Action item: What lines below hold the string "Shift"? Copy them all.

The data:
————————

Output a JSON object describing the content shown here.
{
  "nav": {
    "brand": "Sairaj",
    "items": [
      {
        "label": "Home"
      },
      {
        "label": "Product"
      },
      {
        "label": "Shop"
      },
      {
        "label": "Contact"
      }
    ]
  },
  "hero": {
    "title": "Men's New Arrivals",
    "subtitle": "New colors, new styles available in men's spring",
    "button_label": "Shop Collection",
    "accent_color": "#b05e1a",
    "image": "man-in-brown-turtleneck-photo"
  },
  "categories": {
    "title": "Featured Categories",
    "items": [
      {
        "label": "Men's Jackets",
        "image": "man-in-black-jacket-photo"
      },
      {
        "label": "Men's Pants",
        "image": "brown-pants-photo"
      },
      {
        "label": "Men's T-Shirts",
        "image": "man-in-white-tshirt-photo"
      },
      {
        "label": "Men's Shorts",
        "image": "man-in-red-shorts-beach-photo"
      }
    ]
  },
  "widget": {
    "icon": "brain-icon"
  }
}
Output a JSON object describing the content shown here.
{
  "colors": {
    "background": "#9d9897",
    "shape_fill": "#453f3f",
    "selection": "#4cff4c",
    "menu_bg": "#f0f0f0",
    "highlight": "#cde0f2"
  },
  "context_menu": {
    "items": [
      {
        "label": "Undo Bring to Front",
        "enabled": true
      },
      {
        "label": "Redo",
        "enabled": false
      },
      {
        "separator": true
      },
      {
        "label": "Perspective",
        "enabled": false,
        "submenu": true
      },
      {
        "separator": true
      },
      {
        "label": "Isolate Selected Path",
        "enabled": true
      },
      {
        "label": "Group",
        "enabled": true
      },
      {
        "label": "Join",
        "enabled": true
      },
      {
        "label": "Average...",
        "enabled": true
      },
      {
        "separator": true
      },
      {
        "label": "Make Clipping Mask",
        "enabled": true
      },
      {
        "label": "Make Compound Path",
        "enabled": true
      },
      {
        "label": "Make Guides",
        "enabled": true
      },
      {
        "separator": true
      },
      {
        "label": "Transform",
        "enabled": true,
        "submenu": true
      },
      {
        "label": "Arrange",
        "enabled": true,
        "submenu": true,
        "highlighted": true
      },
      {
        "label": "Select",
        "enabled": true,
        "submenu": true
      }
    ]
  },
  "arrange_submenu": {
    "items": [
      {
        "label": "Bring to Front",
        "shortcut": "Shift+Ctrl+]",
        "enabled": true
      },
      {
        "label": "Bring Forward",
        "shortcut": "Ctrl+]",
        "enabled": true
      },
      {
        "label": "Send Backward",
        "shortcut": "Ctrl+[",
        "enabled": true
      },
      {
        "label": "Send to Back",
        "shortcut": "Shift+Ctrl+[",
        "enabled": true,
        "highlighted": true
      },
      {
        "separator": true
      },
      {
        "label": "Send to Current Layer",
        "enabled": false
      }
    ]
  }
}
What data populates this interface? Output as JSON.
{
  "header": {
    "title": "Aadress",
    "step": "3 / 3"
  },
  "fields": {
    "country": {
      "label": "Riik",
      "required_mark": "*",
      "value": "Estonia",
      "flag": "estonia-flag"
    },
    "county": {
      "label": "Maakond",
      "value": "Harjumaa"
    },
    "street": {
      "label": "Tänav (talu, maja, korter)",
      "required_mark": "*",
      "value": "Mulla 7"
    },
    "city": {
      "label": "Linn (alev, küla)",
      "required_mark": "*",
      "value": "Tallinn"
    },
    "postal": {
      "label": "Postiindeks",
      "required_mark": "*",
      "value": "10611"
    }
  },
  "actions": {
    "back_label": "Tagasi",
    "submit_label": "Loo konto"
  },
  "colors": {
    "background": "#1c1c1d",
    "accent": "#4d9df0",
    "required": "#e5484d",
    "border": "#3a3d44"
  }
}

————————

Reply to the task:
        "shortcut": "Shift+Ctrl+]",
        "shortcut": "Shift+Ctrl+[",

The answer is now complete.